She charges the parents US$190 a month and the children have to bring six rolls of two-ply toilet tissue, 6 litres of concentrated orange juice, 4kg of rice and two packets of soup powder per term.
In winter, the orange juice is replaced by 500 grams of a hot beverage powder and 1kg of powdered milk.
At three centres the owners admitted they were operating without official permission, but said they had not been visited by either the Ministry of Education or the local authority.
“I don’t know why you want to cause problems.
“This is a good operation, the parents are willing to pay, we have qualified staff and this works well for everyone.
“Is this the only centre you see operating illegally?
“We are not forcing anyone to come here, people come on their own free will,” said Michael Munyoro, whose Eastlea centre, Future Sweet, has 59 children and two teachers.
Some of the parents whose children are at this centre did not appear to have a problem with it being unregistered.
“Look, this place is convenient, it is giving our children good service and the alternative is too far and too much of a logistical nightmare,” said a parent who declined to be named.
Interviews with 10 primary school heads revealed that they did not check the registration status of the ECDC prospective Grade One pupils attended.
“We want to see proof that the child attended a centre, either in the form of a certificate or a letter from the centre.
“I suppose it is difficult for even the Government to regulate or monitor the activities of an institution that does not exist officially,” said Samuel Mudavanhu of Maranatha Primary School.
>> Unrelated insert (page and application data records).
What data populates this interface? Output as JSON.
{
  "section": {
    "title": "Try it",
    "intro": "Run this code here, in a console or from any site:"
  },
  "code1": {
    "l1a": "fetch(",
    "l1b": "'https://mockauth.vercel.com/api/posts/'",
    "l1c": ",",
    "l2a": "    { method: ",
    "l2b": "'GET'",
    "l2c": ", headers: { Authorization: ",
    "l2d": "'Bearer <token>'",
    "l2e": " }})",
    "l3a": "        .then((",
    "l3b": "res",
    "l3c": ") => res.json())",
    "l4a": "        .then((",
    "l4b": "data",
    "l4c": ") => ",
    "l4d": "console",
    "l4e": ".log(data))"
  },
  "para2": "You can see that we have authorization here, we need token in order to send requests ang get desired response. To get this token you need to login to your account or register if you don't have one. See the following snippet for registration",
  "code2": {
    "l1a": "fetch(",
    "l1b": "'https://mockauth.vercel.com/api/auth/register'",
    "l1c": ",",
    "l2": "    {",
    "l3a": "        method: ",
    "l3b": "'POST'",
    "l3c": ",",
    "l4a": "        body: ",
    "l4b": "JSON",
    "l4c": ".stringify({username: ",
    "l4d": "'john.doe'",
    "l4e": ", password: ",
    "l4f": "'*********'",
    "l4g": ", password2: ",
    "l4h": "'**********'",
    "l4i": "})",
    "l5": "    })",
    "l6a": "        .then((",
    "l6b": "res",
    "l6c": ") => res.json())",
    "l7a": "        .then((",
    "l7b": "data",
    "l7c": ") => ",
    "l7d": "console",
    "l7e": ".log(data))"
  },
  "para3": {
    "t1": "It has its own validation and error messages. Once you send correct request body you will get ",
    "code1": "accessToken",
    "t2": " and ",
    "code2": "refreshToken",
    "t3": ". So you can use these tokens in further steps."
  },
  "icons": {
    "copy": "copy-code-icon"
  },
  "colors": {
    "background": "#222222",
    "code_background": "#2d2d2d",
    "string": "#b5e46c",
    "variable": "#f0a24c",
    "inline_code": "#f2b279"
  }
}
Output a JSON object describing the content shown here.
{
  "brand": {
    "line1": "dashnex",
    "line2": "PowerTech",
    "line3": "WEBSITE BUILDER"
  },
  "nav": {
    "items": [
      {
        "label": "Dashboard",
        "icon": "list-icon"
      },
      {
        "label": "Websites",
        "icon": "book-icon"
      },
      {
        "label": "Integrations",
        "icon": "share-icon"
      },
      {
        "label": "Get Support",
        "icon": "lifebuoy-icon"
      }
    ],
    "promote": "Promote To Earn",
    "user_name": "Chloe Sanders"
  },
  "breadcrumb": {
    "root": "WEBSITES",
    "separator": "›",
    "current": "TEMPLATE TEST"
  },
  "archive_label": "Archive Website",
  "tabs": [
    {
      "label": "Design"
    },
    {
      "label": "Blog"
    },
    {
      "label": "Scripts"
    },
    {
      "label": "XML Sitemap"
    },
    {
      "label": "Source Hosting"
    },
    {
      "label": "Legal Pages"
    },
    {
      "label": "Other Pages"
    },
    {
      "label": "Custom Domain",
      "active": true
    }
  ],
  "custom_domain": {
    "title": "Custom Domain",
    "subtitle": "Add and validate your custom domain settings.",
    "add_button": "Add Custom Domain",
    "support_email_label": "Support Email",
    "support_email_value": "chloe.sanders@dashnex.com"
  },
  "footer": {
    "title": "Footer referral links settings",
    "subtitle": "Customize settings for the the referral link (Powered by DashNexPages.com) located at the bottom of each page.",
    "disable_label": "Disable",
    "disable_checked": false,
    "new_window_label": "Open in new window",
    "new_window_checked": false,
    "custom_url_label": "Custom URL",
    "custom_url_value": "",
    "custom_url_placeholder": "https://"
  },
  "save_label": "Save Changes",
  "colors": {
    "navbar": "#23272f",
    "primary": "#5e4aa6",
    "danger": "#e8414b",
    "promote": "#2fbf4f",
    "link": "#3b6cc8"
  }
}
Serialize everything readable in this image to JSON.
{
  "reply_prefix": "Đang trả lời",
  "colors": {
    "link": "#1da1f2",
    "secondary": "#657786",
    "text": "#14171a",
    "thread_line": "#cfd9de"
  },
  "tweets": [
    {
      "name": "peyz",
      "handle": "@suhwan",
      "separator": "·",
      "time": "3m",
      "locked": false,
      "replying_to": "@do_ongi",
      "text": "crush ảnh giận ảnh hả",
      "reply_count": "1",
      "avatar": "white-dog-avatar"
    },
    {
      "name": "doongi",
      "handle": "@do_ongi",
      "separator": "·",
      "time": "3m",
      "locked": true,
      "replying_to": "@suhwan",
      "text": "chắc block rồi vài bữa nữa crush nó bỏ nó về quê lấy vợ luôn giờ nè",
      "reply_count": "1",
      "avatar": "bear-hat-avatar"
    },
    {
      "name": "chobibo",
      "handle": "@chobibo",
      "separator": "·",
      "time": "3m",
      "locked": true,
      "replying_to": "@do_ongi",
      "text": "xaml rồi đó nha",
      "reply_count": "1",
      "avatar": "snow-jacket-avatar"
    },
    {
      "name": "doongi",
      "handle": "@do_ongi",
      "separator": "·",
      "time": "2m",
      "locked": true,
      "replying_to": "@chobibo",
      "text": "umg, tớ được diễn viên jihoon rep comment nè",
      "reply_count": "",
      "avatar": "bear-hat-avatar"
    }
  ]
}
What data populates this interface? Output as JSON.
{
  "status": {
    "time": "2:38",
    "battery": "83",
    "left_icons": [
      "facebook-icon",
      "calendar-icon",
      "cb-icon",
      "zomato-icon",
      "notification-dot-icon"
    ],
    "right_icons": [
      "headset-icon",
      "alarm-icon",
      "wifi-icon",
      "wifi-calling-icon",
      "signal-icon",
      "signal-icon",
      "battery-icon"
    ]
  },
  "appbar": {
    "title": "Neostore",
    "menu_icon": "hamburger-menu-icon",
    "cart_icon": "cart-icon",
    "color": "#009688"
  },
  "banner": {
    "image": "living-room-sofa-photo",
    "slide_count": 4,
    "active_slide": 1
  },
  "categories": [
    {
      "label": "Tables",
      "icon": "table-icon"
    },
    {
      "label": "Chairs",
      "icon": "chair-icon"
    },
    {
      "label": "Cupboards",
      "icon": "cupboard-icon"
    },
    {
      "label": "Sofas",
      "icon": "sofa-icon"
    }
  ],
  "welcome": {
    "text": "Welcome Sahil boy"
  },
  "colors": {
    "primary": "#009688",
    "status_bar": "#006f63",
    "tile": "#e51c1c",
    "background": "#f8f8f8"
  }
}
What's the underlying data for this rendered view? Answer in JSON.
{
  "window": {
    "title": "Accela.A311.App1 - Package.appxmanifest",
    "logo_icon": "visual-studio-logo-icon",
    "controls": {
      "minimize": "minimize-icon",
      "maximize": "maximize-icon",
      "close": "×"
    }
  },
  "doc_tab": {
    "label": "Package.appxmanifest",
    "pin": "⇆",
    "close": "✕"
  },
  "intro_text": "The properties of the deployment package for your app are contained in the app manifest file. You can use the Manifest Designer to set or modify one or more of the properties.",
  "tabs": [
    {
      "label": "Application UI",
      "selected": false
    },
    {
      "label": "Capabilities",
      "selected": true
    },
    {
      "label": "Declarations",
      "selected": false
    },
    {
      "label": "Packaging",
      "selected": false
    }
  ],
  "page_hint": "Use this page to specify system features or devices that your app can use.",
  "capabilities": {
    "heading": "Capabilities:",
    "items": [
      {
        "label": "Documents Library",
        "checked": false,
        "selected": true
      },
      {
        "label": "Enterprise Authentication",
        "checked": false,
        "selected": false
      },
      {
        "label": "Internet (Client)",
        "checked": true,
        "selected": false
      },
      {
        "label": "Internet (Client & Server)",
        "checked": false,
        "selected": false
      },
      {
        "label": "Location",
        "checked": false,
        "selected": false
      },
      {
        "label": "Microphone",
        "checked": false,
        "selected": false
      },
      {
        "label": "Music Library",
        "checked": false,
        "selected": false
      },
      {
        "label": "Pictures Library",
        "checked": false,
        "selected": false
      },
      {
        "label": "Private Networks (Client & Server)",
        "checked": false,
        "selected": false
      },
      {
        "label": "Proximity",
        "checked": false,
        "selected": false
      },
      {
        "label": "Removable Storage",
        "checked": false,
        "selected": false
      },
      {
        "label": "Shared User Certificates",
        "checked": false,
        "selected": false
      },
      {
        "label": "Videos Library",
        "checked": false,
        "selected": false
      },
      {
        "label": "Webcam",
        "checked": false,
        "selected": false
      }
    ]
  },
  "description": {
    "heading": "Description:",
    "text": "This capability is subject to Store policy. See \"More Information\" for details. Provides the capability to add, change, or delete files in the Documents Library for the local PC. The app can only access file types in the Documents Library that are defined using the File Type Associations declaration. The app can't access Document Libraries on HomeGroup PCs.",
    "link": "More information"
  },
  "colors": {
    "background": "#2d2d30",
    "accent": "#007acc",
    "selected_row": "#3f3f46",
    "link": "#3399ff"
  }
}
“If schools had a way of ensuring they only enrolled children from registered ECDCs then the unregistered centres would have to get registration as they would no longer serve a purpose if their children would not be accepted in school,” said Henry Mhaka, director of Pathway Primary School in Chitungwiza.
The only criteria for admission into Grade One are age (the child should turn 6 in the year of enrolment) and locality, in compliance with the zoning system.
However, the ministry acknowledges children from ECDCs are preferred for enrolment even though Grade One teachers are obliged to spend the first six weeks of the year providing pre-formal learning.
“This provides an opportunity for the unfortunate child who has not been exposed to ECD to get exposure.
“Parents have realised the importance of ECD and, even without a policy by Government, there is a shift by most schools to enroll children from ECDs,” said Lysias Crispen Bowora the Principal Director in charge of Early Learning.
“It is the Ministry’s duty to protect the public from providers of education bent on profiteering.
“It is, therefore, incumbent upon Provincial Education Directors (PED) to inspect and scrutinise every private ECD centre with a view to establishing whether or not satisfactory services are being rendered,” said Bowora.
Where an institution does not meet the requirements of opening an ECD centre, the PED must recommend its closure.
The Government has a model of what ECDCs should look like.
The Chitungwiza’s St Mary’s Early Learning Centre is spacious and child friendly. It has a state-of the art kitchen, playing area, and has a huge waiting list.
It was built as a pilot project with the assistance of the United Nations.
But it has remained just that; a pilot project.
The Ministry now has 10 model centres- one in each province- built to the specifications mentioned above.
It is not difficult to see that a centre such as the one in Chitungwiza would be expensive to build and maintain, which explains why the country does not have many of them.
Teachers’ colleges are now offering ECD courses and this should increase the number of qualified personnel.
In the meantime, many children are spending the greater part of a year or two in unregistered institutions, which do not meet the basic requirements of child care centres run by unqualified business people out to make a quick buck.